This article is more than eight years old.

Saturday 7 May 2016 saw the inaugural OxAAA Aneurysm Awareness Day event at the John Radcliffe Hospital in Oxford.

An abdominal aortic aneurysm (AAA) occurs when the walls of the aorta - the main blood vessel that runs from your heart through your chest and abdomen - weaken and expand. As the wall of the aorta stretches, it becomes weaker and can rupture, causing internal bleeding.

Around 85 out of 100 people die when an aneurysm bursts. Men are six times more likely to have an aneurysm than women.

The Nuffield Department of Surgical Sciences Oxford Abdominal Aortic Aneurysm Study (OxAAA) aims to improve our understanding of this condition.

Organised and hosted by the Study OxAAA team, the day was designed to help AAA patients and their families to learn more from the researchers and clinical care team in an informal environment.

Over 100 people affected by AAA enjoyed a lively and engaging morning of talks, delivered by experts covering a variety of topics: the Screening Programme Manager talked about the AAA screening process in the Thames Valley Area; Consultant Vascular Surgeons explained surgical options offered to AAA patients at the John Radcliffe Hospital - open and endovascular repair - and a Consultant Anaesthetist gave a presentation on anaesthesia for patients with complex medical histories.

There was also an update on research carried out by the OxAAA Study team, and the results of a recent patient and clinician survey which allows patients to help direct the future of AAA research.

Professor Ashok Handa (pictured), Consultant Vascular Surgeon, chaired an animated and frank Q&A session.

During the afternoon attendees were able to explore interactive clinical stations, get their blood pressure checked, learn about care on the wards and decreasing their risk of AAA, and watch demonstration ultrasound scans - from the other side of the screen! 

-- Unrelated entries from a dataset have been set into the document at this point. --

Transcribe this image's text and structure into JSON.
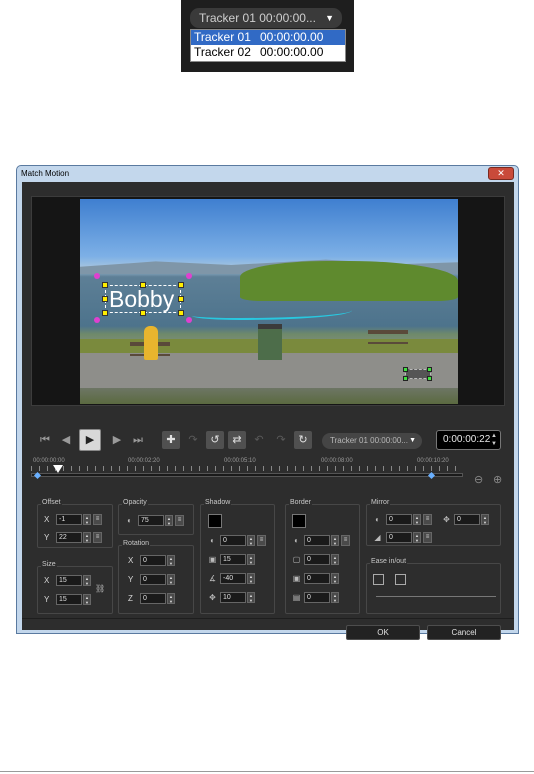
{
  "dropdown_callout": {
    "combo_label": "Tracker 01  00:00:00...",
    "options": [
      {
        "name": "Tracker 01",
        "time": "00:00:00.00",
        "selected": true
      },
      {
        "name": "Tracker 02",
        "time": "00:00:00.00",
        "selected": false
      }
    ]
  },
  "window": {
    "title": "Match Motion",
    "close_label": "✕",
    "overlay_text": "Bobby",
    "toolbar": {
      "tracker_combo": "Tracker 01  00:00:00...",
      "timecode": "0:00:00:22"
    },
    "timeline": {
      "tick_labels": [
        "00:00:00:00",
        "00:00:02:20",
        "00:00:05:10",
        "00:00:08:00",
        "00:00:10:20"
      ]
    },
    "offset": {
      "title": "Offset",
      "x_label": "X",
      "x_value": "-1",
      "y_label": "Y",
      "y_value": "22"
    },
    "size": {
      "title": "Size",
      "x_label": "X",
      "x_value": "15",
      "y_label": "Y",
      "y_value": "15"
    },
    "opacity": {
      "title": "Opacity",
      "value": "75"
    },
    "rotation": {
      "title": "Rotation",
      "x_label": "X",
      "x_value": "0",
      "y_label": "Y",
      "y_value": "0",
      "z_label": "Z",
      "z_value": "0"
    },
    "shadow": {
      "title": "Shadow",
      "color": "#000000",
      "opacity": "0",
      "blur": "15",
      "angle": "-40",
      "distance": "10"
    },
    "border": {
      "title": "Border",
      "color": "#000000",
      "opacity": "0",
      "v1": "0",
      "v2": "0",
      "v3": "0"
    },
    "mirror": {
      "title": "Mirror",
      "opacity": "0",
      "offset": "0",
      "fade": "0"
    },
    "ease": {
      "title": "Ease in/out"
    },
    "buttons": {
      "ok": "OK",
      "cancel": "Cancel"
    }
  }
}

Many attendees felt reassured by the talks given in the morning, with 100 percent reporting that the event had increased their overall understanding of AAAs, and nearly 70 percent offering to be nominated 'champions' in their community - raising the profile of the OxAAA Study, and taking part in future events to help the OxAAA Study team direct and focus their research in areas relevant to improving the lives of patients.

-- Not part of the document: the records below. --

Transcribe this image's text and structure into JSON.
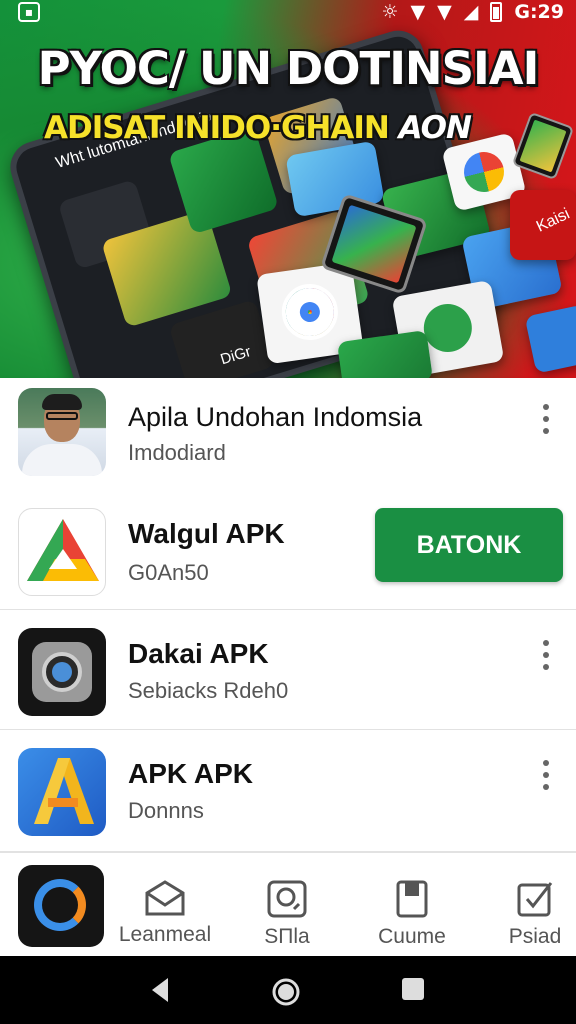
{
  "status_bar": {
    "time": "G:29"
  },
  "hero": {
    "title": "PYOC/ UN DOTINSIAI",
    "subtitle": "ADISAT INIDO·GHAIN",
    "subtitle_tail": "AON",
    "tablet_caption": "Wht lutomtahi Indehsia",
    "tile_caption": "DiGr",
    "side_caption": "Kaisi"
  },
  "list": {
    "featured": {
      "title": "Apila Undohan Indomsia",
      "subtitle": "Imdodiard"
    },
    "items": [
      {
        "title": "Walgul APK",
        "subtitle": "G0An50",
        "action": "BATONK"
      },
      {
        "title": "Dakai APK",
        "subtitle": "Sebiacks Rdeh0"
      },
      {
        "title": "APK APK",
        "subtitle": "Donnns"
      }
    ]
  },
  "bottom_nav": {
    "items": [
      {
        "label": "Leanmeal",
        "icon": "envelope-icon"
      },
      {
        "label": "SПla",
        "icon": "search-icon"
      },
      {
        "label": "Cuume",
        "icon": "book-icon"
      },
      {
        "label": "Psiad",
        "icon": "checkbox-icon"
      }
    ]
  },
  "colors": {
    "accent": "#1a8f43",
    "banner_green": "#168a34",
    "banner_red": "#d8161a"
  }
}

For more information about the OxAAA Study please visit: 

This event was kindly sponsored by Patients Active in Research: Thames Valley.